Tom Danis of RCP Advisers suggested yesterday that one reason Charlesbank Capital Partners had an oversubscribed fundraise was that the new vehicle’s terms gave 100% of transaction fees to limited partners (rather than a split). It wasn’t so much the expected dollars, Danis said, but more that Charlesbank was responding to what is broadly seen by LPs as a fairer alignment of interests.
Handing 100% of transaction, portfolio monitoring and other fees is a key tenant of the ILPA guidelines proposed earlier this year. But here is my question: If most firms adopt the ILPA guidelines on fees, will that end the taking of fees? In other words, will GPs still have incentive to pilfer from portfolio companies if they can’t stuff any of it in their back pockets?

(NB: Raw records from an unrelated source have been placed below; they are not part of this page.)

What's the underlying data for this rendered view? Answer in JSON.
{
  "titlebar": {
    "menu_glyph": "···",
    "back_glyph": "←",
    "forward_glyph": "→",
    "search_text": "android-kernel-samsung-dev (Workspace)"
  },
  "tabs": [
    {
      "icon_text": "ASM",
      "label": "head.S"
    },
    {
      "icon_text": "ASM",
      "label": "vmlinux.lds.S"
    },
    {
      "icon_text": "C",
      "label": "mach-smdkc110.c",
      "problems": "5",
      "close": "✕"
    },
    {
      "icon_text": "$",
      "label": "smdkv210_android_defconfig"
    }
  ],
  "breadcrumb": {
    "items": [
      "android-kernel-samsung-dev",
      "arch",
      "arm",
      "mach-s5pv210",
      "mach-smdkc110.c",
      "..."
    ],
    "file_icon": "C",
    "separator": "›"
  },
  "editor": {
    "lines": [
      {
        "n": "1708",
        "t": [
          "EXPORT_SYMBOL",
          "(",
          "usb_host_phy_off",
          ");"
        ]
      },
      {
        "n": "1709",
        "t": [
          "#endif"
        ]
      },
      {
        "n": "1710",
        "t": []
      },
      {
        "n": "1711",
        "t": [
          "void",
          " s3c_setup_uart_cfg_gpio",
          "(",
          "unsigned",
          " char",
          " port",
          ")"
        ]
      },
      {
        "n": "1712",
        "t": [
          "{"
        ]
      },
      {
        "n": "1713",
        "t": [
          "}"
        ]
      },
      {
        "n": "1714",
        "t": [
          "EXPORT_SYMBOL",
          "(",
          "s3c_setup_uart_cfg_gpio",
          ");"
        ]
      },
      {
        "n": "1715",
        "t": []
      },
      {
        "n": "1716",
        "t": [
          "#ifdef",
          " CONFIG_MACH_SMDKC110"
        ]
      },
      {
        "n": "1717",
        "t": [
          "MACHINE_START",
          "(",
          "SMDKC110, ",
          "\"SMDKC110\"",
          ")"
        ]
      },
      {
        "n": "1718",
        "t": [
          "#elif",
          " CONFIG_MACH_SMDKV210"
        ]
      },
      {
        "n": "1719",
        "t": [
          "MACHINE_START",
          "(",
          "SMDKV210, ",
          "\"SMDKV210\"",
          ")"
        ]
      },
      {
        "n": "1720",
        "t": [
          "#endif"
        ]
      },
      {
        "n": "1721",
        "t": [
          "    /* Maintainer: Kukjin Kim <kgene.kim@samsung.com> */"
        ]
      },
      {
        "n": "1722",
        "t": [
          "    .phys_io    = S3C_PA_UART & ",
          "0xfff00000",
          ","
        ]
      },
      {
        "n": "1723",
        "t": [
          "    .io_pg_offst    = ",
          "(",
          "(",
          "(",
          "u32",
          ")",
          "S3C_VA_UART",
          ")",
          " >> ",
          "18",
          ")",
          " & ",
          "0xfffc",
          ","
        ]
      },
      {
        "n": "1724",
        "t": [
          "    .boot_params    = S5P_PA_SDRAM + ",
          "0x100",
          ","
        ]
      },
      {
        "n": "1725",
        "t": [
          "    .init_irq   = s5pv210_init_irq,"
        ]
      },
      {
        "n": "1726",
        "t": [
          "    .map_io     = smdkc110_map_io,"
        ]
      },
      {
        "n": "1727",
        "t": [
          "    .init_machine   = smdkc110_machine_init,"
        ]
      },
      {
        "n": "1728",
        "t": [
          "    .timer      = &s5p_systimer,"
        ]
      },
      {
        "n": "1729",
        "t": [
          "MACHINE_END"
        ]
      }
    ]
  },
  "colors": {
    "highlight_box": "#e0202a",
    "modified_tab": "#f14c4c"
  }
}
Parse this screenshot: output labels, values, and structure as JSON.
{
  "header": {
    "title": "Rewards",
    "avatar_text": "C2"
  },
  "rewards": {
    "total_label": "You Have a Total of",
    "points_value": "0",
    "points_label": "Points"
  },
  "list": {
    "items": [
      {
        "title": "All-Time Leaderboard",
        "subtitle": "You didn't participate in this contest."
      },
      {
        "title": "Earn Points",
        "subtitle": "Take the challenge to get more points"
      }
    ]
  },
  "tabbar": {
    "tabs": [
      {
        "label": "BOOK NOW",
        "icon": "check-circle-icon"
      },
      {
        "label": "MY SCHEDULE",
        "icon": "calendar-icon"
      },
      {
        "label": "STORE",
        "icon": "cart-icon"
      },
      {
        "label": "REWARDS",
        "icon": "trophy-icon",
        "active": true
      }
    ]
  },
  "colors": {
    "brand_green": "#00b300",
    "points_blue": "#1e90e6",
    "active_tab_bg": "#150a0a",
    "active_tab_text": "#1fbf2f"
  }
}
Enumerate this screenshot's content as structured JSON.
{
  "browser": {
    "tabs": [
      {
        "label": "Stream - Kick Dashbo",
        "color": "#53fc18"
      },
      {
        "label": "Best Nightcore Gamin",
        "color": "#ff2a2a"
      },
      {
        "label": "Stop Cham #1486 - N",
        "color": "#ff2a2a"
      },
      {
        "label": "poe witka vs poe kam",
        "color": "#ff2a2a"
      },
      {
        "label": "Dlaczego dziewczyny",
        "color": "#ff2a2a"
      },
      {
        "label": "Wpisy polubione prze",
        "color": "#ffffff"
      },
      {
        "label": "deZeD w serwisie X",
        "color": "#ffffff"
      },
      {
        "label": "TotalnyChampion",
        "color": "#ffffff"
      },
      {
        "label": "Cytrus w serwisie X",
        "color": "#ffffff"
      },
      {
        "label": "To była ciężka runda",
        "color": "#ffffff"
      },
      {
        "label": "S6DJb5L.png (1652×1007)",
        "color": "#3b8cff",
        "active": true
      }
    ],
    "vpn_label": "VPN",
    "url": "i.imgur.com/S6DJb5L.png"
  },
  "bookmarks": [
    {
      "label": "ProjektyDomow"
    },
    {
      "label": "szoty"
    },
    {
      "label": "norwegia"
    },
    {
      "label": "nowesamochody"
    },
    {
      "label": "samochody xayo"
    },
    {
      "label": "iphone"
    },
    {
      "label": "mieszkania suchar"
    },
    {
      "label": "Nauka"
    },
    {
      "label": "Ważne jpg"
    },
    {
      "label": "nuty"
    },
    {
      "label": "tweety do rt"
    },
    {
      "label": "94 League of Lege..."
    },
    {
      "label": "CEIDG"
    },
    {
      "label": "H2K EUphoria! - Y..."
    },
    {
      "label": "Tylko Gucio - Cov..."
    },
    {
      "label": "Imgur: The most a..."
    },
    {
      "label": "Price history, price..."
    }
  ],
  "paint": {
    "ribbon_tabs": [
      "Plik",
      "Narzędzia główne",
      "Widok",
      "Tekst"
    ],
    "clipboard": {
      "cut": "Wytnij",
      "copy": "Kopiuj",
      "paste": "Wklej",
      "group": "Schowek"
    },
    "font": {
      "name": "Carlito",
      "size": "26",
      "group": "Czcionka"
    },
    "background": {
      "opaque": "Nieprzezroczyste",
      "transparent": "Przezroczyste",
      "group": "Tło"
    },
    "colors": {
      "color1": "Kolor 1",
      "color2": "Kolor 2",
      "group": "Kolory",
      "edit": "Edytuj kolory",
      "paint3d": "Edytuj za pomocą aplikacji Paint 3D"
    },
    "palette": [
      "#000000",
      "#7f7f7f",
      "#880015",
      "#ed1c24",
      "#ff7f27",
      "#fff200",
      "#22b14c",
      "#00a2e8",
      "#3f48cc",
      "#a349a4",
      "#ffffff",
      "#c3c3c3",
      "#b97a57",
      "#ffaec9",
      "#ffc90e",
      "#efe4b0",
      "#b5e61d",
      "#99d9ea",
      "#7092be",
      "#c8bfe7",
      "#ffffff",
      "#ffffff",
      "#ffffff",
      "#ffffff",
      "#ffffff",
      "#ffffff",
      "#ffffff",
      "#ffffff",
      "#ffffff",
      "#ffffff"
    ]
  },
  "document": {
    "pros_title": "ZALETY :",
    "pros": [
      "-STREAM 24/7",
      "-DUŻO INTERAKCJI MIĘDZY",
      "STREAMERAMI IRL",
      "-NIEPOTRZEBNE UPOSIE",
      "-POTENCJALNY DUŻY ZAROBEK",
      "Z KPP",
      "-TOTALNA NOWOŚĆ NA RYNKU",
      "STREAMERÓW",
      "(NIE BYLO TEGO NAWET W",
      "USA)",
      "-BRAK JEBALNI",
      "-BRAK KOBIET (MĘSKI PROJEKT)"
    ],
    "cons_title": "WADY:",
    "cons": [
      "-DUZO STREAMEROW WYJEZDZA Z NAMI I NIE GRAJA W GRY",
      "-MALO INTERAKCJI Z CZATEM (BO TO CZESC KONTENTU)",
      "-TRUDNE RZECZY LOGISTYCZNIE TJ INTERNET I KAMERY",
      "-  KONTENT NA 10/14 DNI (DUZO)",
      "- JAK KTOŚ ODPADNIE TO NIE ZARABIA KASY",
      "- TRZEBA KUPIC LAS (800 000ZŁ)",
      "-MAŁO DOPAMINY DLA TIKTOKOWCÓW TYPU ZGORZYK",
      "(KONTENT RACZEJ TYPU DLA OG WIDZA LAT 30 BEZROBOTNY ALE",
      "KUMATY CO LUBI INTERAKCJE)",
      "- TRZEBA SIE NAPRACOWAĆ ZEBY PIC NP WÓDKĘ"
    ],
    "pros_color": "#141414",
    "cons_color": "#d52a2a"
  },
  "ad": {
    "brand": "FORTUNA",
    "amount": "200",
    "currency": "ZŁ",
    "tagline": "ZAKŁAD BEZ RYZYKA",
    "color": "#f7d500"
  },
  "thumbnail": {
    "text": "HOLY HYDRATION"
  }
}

I asked this question of a few different people yesterday – both on stage and elsewhere – and received a multitude of answers. Danis, for example, believes that such a sea change would, indeed, severely limit fee-taking. John Morris of HarbourVest Partners, on the other hand, argued that GPs would still charge fees in order to boost short-term IRRs and to accelerate their move into the carry.
Curious to hear your thoughts. I’m also going to attempt a bit of quantitative research on the matter next week (too difficult while on the road), by looking at the practices of a firm like Warburg Pincus, which has long given 100% of its fees to LPs. Does it typically charge less than its peers? Won’t prove definitive, but should at least be illuminating.